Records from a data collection
════

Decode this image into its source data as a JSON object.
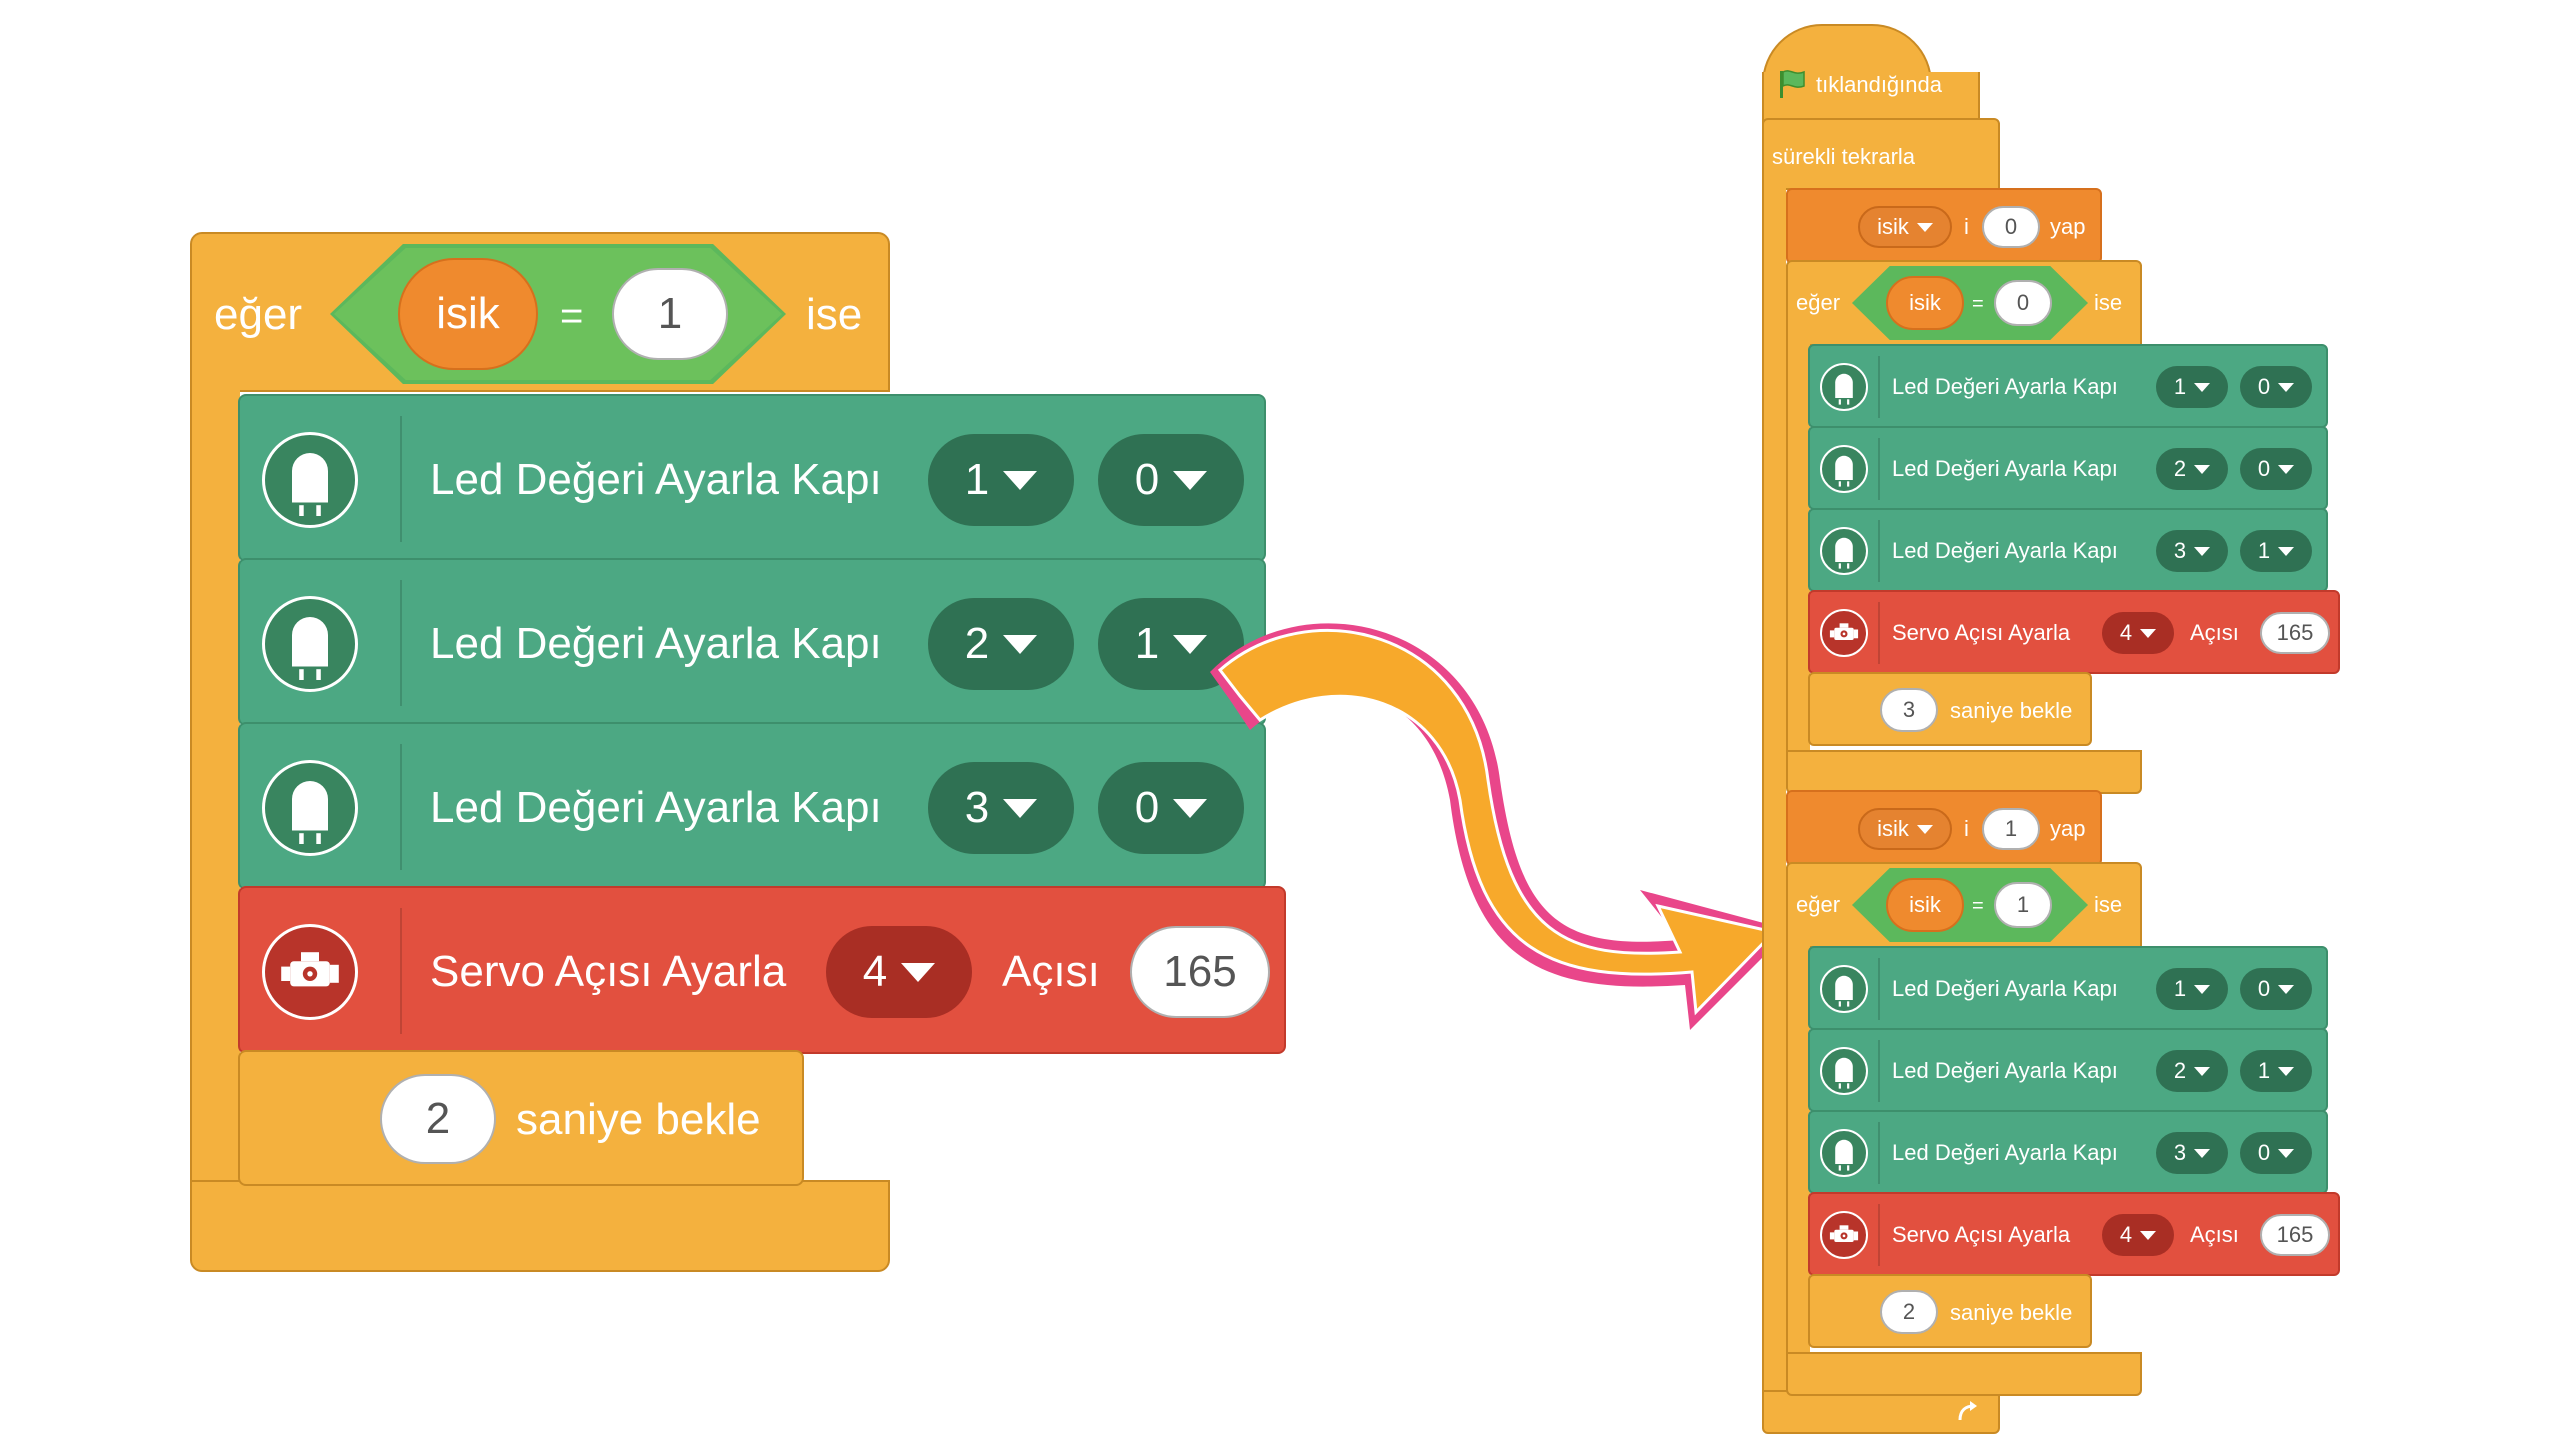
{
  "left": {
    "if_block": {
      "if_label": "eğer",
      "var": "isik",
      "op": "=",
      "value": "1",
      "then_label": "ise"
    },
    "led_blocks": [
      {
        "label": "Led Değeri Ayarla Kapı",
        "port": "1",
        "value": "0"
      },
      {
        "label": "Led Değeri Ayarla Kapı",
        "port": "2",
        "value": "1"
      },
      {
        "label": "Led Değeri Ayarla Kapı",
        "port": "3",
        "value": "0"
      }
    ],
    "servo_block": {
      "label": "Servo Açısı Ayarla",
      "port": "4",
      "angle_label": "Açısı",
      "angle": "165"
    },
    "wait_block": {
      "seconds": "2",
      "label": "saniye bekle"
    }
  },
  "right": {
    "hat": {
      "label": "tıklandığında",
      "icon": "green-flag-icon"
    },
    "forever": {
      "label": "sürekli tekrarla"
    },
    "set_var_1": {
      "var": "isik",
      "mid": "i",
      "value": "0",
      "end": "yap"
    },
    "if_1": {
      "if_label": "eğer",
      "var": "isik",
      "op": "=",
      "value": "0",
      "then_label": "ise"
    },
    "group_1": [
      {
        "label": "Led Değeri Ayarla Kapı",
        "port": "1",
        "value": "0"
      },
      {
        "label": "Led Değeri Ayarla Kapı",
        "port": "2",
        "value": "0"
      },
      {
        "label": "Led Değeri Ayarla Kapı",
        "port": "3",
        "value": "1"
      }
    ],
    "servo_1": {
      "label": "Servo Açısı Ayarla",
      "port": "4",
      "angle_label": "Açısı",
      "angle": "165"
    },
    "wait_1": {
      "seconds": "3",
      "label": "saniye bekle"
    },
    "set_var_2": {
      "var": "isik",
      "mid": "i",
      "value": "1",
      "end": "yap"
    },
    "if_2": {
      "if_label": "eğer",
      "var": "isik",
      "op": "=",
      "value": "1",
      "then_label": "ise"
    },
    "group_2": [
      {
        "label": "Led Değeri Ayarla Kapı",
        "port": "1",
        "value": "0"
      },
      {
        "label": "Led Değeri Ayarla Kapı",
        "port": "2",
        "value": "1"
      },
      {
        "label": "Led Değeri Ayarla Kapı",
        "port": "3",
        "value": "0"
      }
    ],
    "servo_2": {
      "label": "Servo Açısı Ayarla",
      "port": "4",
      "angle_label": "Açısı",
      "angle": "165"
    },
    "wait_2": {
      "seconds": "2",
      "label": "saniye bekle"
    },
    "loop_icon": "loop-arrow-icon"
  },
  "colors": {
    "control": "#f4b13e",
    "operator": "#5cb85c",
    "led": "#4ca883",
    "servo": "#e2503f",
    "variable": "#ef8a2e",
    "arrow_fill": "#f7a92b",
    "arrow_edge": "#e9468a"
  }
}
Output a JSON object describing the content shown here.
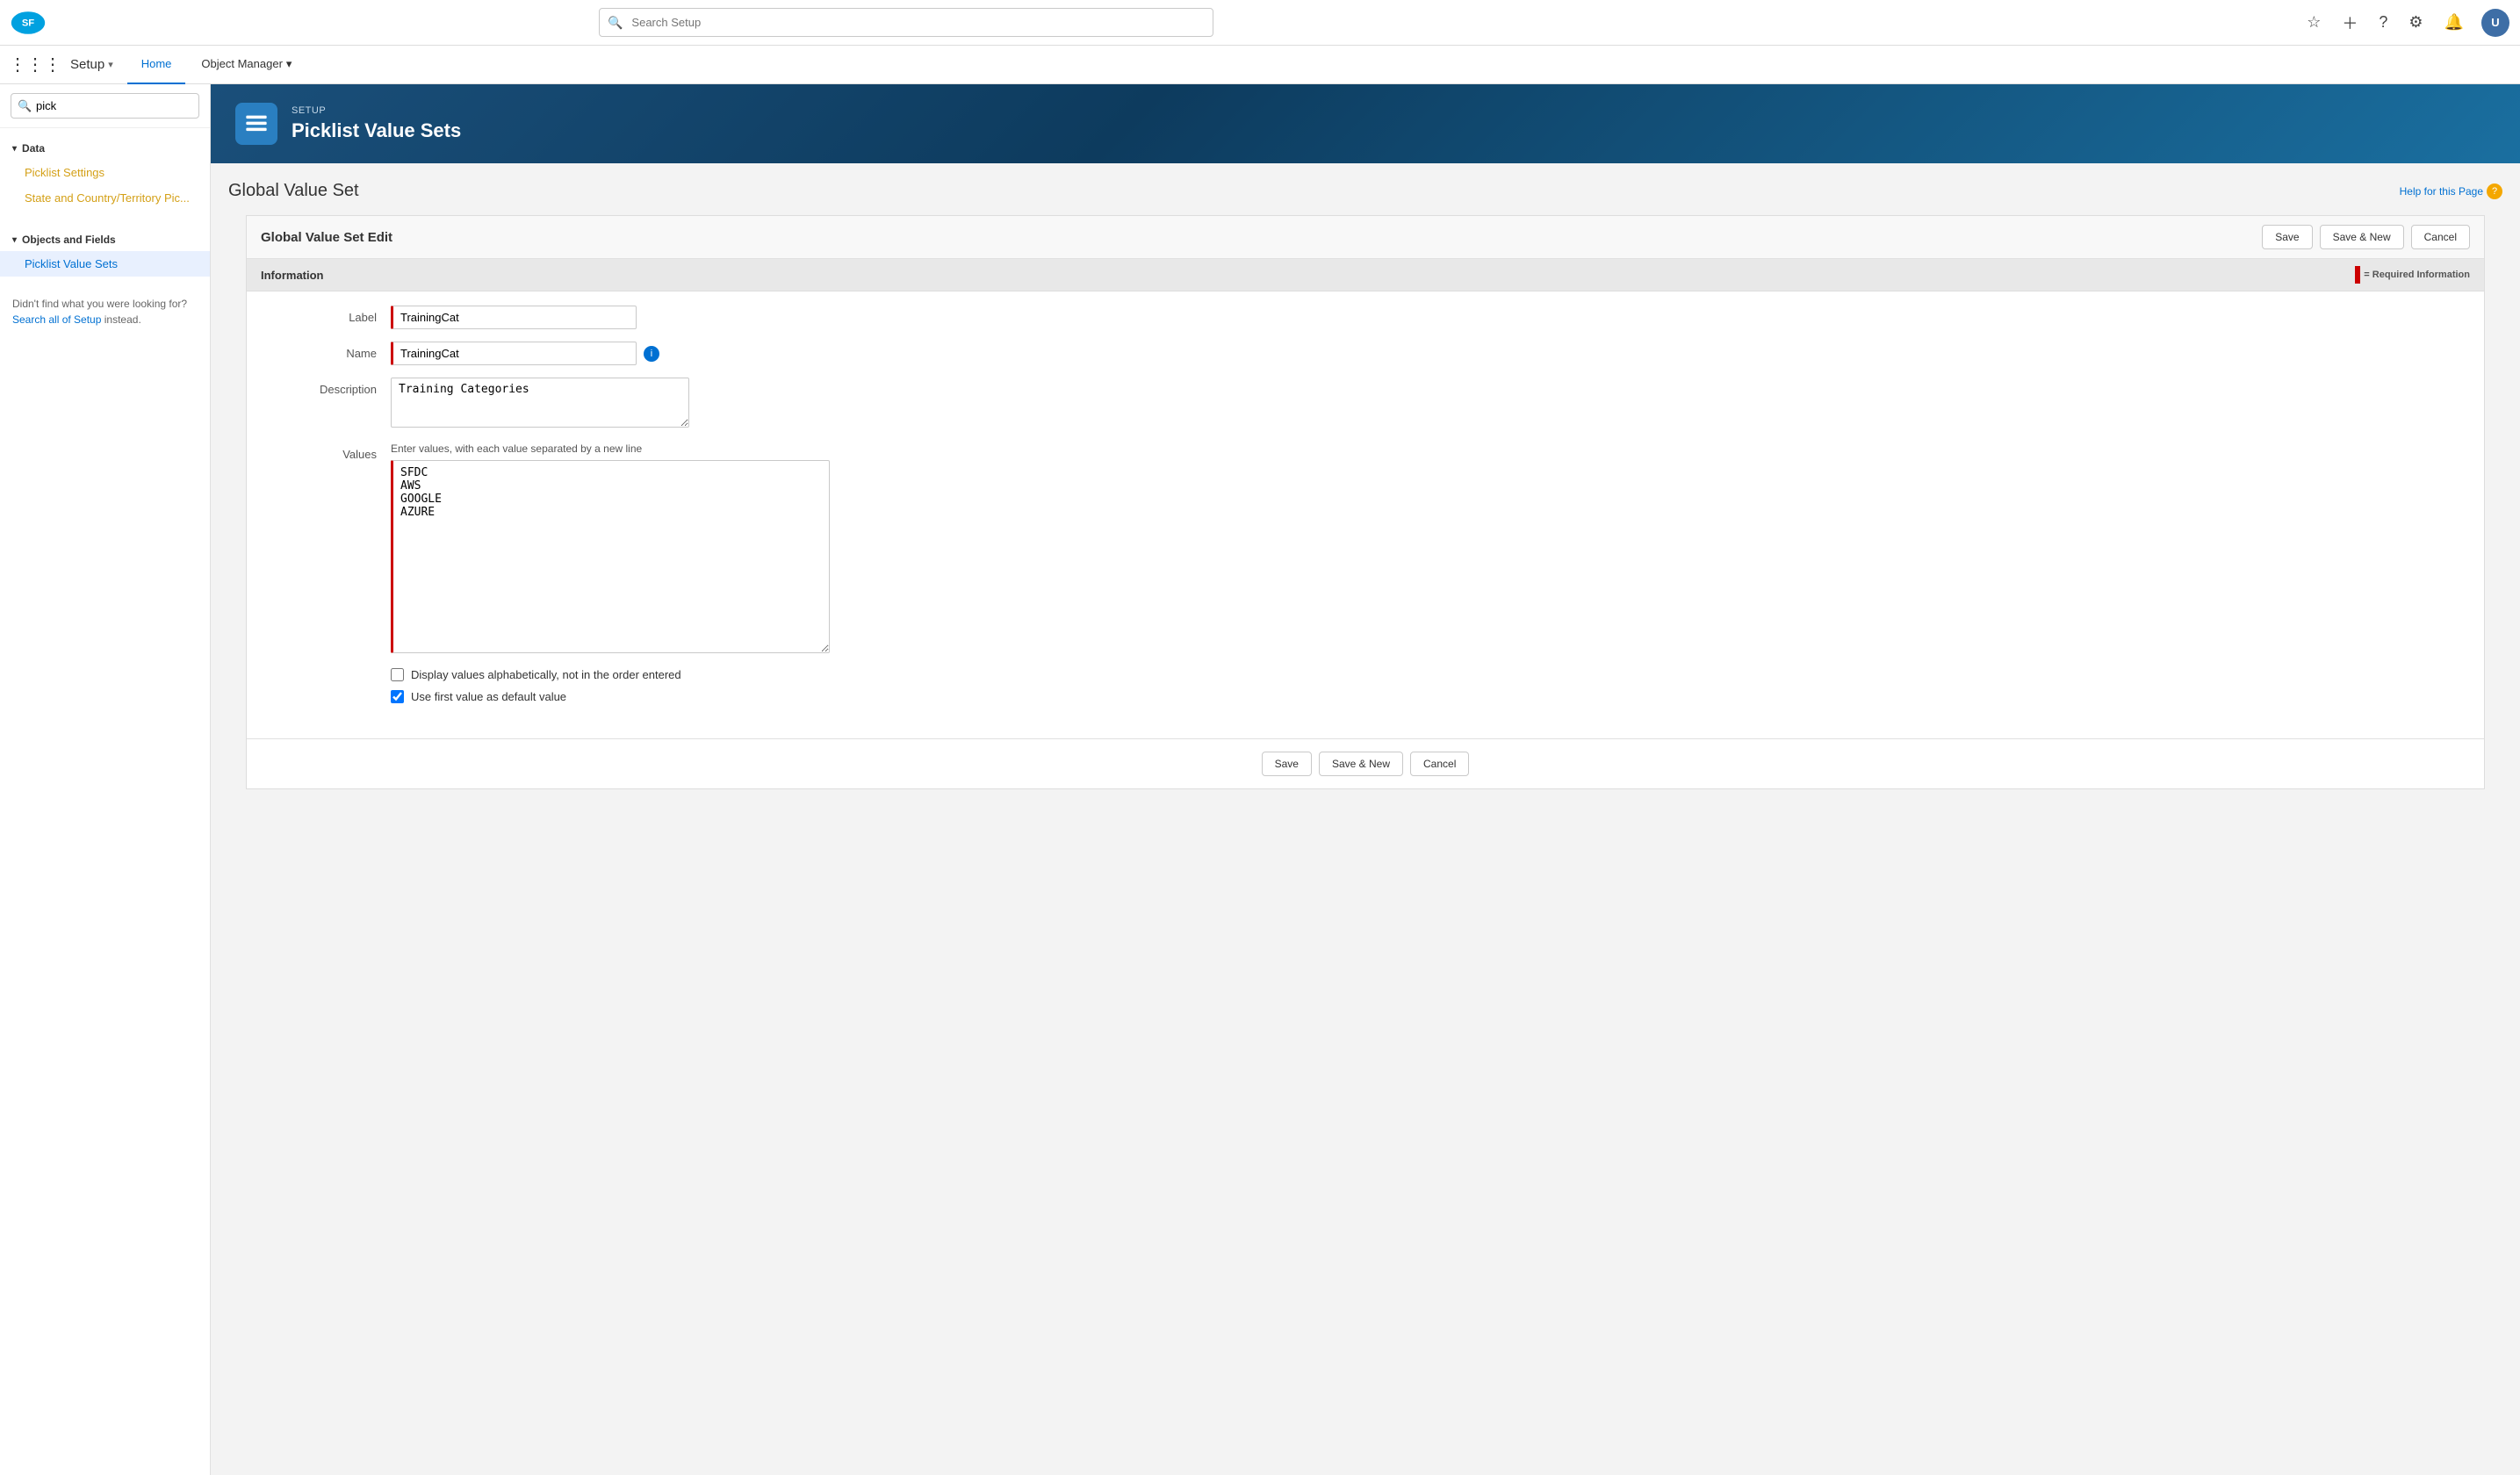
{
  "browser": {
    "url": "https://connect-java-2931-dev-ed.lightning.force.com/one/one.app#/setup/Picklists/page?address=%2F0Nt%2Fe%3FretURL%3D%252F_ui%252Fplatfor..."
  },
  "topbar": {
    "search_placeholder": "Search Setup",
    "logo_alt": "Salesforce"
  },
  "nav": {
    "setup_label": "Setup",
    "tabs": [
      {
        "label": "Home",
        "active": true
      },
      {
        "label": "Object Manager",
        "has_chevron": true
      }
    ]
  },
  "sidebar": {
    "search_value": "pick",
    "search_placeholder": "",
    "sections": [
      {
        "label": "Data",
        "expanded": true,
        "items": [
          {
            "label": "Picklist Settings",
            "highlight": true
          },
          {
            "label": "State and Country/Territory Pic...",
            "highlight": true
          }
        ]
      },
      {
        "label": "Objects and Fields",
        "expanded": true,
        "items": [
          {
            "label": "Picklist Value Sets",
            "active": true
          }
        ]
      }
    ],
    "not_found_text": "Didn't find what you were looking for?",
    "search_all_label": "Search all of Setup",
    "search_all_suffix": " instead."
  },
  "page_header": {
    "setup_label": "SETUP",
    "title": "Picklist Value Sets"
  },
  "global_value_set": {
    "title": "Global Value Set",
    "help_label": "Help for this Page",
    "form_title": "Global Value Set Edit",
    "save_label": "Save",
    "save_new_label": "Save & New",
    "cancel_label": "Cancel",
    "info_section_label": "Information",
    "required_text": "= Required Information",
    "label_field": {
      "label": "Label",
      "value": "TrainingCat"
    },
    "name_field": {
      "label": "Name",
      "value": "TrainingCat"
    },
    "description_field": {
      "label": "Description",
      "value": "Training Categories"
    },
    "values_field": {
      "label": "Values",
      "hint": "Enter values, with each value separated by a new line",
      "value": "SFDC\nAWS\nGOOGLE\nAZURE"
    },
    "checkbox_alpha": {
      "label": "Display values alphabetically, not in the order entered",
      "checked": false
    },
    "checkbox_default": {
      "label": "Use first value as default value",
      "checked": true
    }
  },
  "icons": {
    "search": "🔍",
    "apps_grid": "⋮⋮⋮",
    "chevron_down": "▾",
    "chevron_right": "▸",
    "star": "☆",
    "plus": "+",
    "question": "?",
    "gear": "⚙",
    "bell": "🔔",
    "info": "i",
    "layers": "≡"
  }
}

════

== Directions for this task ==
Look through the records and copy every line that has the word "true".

== Expected output ==
        "active": true
        "has_chevron": true
        "expanded": true,
            "highlight": true
            "highlight": true
        "expanded": true,
            "active": true
      "checked": true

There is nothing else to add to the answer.